If anyone here, who may never have heard of The Theosophical Society before, should ask, catching something of the light from beyond the hills: “What can I do?”—one might reply that a part at least of what Mme. Blavatsky hoped for has been accomplished, and that this is one of the reasons why we are celebrating our fiftieth birthday. There is an organized body of students of Theosophy who have given their lives to its service; who have followed it through dark days, through brighter days; who have made it their life work. I think that these students would say that, while in the nineteenth century there were many great and noteworthy persons, so far as they can see, of all those who were known among men, Mme. Blavatsky will stand as far the greatest. That can only be decided centuries hence, but it is the firm conviction of some of us that she, who brought to the western world the knowledge of living Masters, is the greatest. She has built the bridge; it is for us to keep it in repair. Hardly less great was W. Q. Judge; taking the torch from her hand, he bore it valorously forward; a man strong and wise as he was humble, full of the kindest, humane spirit, wiser than the wisest, gentler than the gentlest, with the starry wisdom on his brow.
We have, therefore, a living tradition, a literature of theosophical books, an organized Society of students of Theosophy: so much of what Mme. Blavatsky forecast for 1975, exists, firmly established in 1925. Those who seek may find.
I think that students of Theosophy would say to the seeker: Do not let the goal of your search be anything less than the wisdom of the Masters, and the Masters themselves.
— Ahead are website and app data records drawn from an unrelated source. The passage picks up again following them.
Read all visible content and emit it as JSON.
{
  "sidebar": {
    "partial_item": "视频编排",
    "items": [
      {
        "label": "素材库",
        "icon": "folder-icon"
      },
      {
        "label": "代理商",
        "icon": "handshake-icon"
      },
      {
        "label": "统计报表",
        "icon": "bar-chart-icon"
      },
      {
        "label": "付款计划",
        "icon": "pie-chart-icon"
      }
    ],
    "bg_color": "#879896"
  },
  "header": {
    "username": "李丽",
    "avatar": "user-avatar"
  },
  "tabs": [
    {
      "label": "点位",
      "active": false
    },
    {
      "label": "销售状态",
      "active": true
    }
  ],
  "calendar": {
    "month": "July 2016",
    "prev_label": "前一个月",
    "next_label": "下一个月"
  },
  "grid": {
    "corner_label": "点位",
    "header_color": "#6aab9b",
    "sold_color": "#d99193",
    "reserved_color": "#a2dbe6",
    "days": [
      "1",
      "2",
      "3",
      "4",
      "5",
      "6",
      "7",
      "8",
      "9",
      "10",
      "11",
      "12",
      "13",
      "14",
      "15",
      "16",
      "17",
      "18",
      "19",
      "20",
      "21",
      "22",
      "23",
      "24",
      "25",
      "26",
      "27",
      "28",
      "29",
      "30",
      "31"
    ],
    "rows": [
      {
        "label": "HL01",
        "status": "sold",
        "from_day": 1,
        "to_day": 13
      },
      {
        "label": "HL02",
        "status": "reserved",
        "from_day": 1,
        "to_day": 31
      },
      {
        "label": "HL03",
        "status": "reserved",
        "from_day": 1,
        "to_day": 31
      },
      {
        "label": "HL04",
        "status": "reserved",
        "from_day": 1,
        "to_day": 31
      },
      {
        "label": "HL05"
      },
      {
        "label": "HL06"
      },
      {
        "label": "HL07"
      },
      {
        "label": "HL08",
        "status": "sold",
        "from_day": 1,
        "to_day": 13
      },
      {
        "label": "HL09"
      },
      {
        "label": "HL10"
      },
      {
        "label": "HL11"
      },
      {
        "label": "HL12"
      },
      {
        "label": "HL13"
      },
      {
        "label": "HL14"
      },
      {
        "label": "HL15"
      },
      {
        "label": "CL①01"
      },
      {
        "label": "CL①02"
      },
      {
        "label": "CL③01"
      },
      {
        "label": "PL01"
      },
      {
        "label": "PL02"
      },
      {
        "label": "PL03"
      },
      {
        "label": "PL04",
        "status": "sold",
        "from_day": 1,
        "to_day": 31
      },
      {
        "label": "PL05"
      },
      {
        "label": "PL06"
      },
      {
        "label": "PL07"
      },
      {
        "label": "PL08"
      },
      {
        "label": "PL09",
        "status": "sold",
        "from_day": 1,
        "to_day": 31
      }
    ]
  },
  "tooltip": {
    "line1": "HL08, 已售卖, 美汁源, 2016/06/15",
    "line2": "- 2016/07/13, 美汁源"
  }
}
Let your motive be what the motive of the Masters is, what it has ever been, what it will be until the day of the great peace: the redemption of spiritual humanity. That is our task. That is our goal. That is the undertaking which, so far as human frailty allows, we are determined to accomplish. We are determined that The Theosophical Society shall be, in 1975, what Mme. Blavatsky declared that it ought to be. So that, while we celebrate a fiftieth anniversary, we do not count ourselves to have attained. We have reached a point where we can really begin. We may perhaps borrow a watchword from the Dean of Seville, who said, in the year 1401, of the beginning of the magnificent cathedral:
“Let us build a thing so great that those who come after us may think us mad to have attempted it.”